Once the issues have been agreed it is important to identify the reasons why they exist so that any solutions devised will attack root causes and not just symptoms. Asking ‘why?’ helps people examine their private troubles in the wider context. It provides them with a deeper understanding of their causes. This is necessary if community members and service users are to go on to create and own positive social change. This stage of the process allows the community members to engage in analysis and to present their understanding of the problems facing them. It also helps to discover the most effective point of intervention; the place at which it is possible to make changes that will affect the final outcomes. This analysis is accepted by the social action worker, without interpretation once again, reinforcing one of our basic beliefs: people are experts in their own lives.
So what do we do with this understanding? How can the community members change things in a meaningful way themselves?
Here the role of the social action worker changes. The responsibility now is to create safe spaces where the group can test out their ideas for change before putting them into practice. It is vital that the community members are not set up to fail and that their ideas undergo a rigorous examination before taking them to the world outside the group. The decision on which ideas will be taken forward lies in the hands of the group, but the social action worker must question their viability without crushing enthusiasm.
The group then put their idea(s) for change into effect. They should by now have a realistic sense of the possible outcomes, whether it will solve their problem or simply be the first stage in a longer struggle. Even if the action disappoints, as sometimes happens, the legacy of the work is that the group members now have an understanding and practical experience of the tools needed for dealing with problems that they will face in the future.

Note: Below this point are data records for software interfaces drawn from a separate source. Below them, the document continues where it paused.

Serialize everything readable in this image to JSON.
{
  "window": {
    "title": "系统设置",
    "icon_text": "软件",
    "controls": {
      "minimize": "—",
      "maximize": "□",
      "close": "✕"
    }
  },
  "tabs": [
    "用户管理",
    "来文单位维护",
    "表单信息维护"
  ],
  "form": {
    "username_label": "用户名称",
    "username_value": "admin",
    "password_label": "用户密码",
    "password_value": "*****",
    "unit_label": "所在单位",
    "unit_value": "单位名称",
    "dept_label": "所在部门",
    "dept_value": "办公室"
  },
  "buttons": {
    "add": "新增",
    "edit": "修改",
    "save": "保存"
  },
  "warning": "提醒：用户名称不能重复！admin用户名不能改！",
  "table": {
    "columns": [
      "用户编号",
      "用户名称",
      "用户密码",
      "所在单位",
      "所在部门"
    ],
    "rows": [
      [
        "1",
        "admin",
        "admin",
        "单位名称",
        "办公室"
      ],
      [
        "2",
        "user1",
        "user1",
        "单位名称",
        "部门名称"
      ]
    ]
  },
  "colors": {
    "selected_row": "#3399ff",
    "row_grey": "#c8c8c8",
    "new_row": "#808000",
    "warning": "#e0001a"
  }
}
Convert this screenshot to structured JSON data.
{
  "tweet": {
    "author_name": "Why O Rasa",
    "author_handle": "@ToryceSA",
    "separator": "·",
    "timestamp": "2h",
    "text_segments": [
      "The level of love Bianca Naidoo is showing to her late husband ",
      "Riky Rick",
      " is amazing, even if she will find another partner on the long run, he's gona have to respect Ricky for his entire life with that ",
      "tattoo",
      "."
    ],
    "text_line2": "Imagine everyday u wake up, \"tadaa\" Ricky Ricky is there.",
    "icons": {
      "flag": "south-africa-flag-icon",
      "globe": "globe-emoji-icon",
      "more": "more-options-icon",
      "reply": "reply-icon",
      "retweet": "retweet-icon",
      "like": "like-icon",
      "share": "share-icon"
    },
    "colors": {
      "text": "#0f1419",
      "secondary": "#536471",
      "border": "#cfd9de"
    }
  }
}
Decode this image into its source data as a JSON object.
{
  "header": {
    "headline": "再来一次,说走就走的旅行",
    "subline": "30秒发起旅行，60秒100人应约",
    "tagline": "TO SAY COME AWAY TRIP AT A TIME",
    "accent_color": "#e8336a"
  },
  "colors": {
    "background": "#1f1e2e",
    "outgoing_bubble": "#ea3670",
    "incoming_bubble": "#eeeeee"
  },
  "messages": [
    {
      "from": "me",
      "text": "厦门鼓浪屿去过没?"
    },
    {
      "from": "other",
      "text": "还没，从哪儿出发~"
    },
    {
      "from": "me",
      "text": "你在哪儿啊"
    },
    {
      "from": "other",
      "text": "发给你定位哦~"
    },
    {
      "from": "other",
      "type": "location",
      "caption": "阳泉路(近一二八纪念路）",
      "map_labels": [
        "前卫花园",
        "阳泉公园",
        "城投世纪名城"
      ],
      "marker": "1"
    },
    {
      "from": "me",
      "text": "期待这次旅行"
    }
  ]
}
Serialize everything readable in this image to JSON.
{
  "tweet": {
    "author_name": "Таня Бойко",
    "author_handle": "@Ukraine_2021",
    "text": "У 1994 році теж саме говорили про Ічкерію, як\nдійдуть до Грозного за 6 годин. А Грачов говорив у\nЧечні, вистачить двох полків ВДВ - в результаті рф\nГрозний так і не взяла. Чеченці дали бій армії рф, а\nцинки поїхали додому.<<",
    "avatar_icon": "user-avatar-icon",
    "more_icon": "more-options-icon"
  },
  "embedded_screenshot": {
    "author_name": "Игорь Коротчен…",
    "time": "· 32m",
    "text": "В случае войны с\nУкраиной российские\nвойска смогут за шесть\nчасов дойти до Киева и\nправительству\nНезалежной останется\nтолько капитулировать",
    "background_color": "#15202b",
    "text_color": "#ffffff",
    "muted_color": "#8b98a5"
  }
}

The fifth stage is for the social action worker to bring the group together and ask: ‘what happened? Now that we have carried out our action, are the issues, problems and concerns the same?’ This critical reflection enables the community members to learn from their experience and to plan future actions for change. The What, Why, How process begins again.